Having concluded that the district court had the authority to award attorneys' fees, we also conclude that it did so properly. We review an award of attorneys' fees under ERISA for an abuse of discretion. Hummell v. S.E. Rykoff & Co., 634 F.2d 446, 452 (9th Cir. 1980). Hummell sets out a non-exhaustive list of five factors that the district court must consider in exercising its discretion, and we can find an abuse of discretion with respect to these only where we can form a "definite conviction" that the district court made a clear error of judgment in assessing the relevant factors. Id. Our definite conviction is that the district court made a careful application of the Hummell factors. Moreover, we also are of the conviction that the district court exercised its discretion, as required, with the purposes of ERISA in mind (Smith v. CMTA-IAM Pension Trust, 746 F.2d 587, 589 (9th Cir. 1984)). Although this court has observed that the Hummell factors frequently suggest that fees should not be awarded against ERISA plaintiffs (Operating Eng. Pension Trust v. Gilliam, 737 F.2d 1501, 1506 (9th Cir. 1984)), we note that each case must be determined on the facts (Graphic Commun. Union No. 2 v. GCIU-Emp. Retirement Ben. Plan, 917 F.2d 1184, 1190 (9th Cir. 1990)) and conclude that the facts of this case properly supported the attorneys' fees the district court awarded. The district court found that Commercial and Teves exhibited an "unjustified recalcitrance" in maintaining the action after the Trustees agreed to be bound by a judicial determination as to Count I, and the award of attorneys' fees was limited to actions taken in the period after Commercial and Teves demonstrated such recalcitrance.
Finally, we reject the argument that the district court abused its discretion by awarding attorneys' fees for certain "prohibited transactions." While legal services are among the transactions prohibited by 29 U.S.C. § 1106 (see Nieto v. Ecker, 845 F.2d 868, 873 (9th Cir. 1988)), § 1108(b)(2) removes reasonable and reasonably compensated legal services from the § 1106 prohibition. The district court made a specific finding that the attorneys' fees were in the circumstances reasonable and not in violation of the tenets of ERISA. Appellants' argument for an abuse of discretion with respect to "prohibited transactions" is, consequently, without merit.

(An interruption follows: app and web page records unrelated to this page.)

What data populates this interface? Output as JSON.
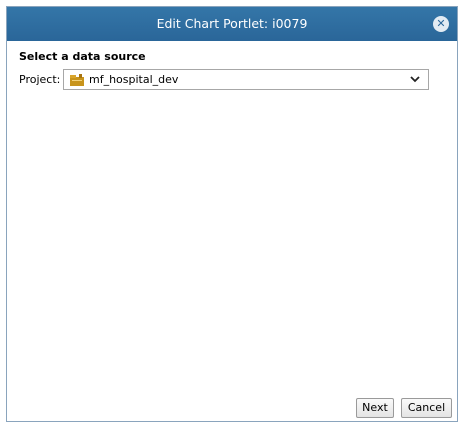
{
  "dialog": {
    "title": "Edit Chart Portlet: i0079",
    "close_icon": "close-circle-icon"
  },
  "content": {
    "heading": "Select a data source",
    "project_label": "Project:",
    "project_value": "mf_hospital_dev",
    "project_icon": "project-folder-icon",
    "dropdown_icon": "chevron-down-icon"
  },
  "buttons": {
    "next": "Next",
    "cancel": "Cancel"
  },
  "colors": {
    "titlebar": "#2a6699",
    "project_icon": "#c8941c"
  }
}
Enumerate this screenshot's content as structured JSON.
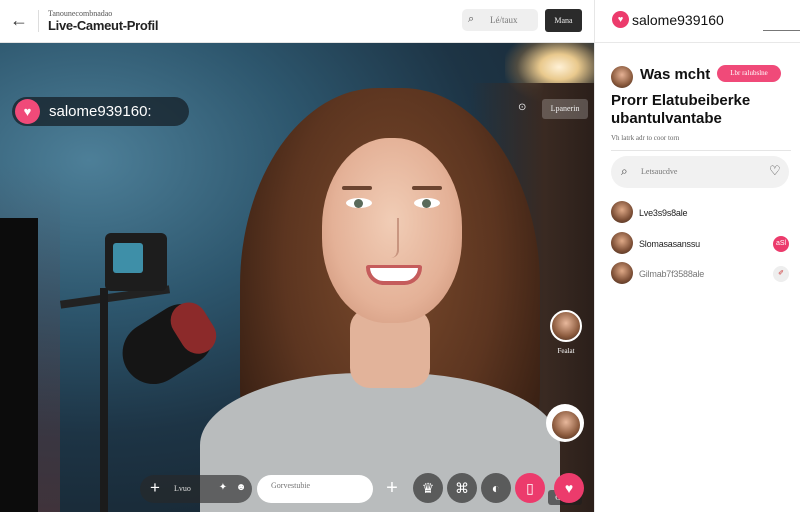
{
  "header": {
    "back_icon": "←",
    "breadcrumb": "Tanounecombnadao",
    "title": "Live-Cameut-Profil",
    "search_label": "Lé/taux",
    "action_label": "Mana"
  },
  "stream": {
    "live_heart_icon": "♥",
    "username": "salome939160:",
    "overlay_icon": "⊙",
    "overlay_label": "Lpanerin",
    "viewer_top_label": "Fealat",
    "chat_label": "Cwrct",
    "controls": {
      "plus_icon": "+",
      "group_label": "Lvuo",
      "icon_a": "✦",
      "icon_b": "☻",
      "input_placeholder": "Gorvestubie",
      "add_icon": "+",
      "crown_icon": "♛",
      "share_icon": "⌘",
      "record_icon": "◐",
      "phone_icon": "▯",
      "heart_icon": "♥"
    }
  },
  "panel": {
    "heart_icon": "♥",
    "username": "salome939160",
    "question": "Was mcht",
    "pill": "Lbr ralubslne",
    "headline": "Prorr  Elatubeiberke ubantulvantabe",
    "meta": "Vh latrk adr to coor torn",
    "search_icon": "⌕",
    "search_label": "Letsaucdve",
    "search_heart_icon": "♡",
    "viewers": [
      {
        "name": "Lve3s9s8ale",
        "badge": ""
      },
      {
        "name": "Slomasasanssu",
        "badge": "aSl"
      },
      {
        "name": "Gilmab7f3588ale",
        "badge": "✐"
      }
    ]
  },
  "colors": {
    "accent": "#ec3b6c",
    "dark": "#2b2b2b"
  }
}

We conclude that the district court had authority to award attorneys' fees, that it did not abuse its discretion in doing so, and that the district court's award of ...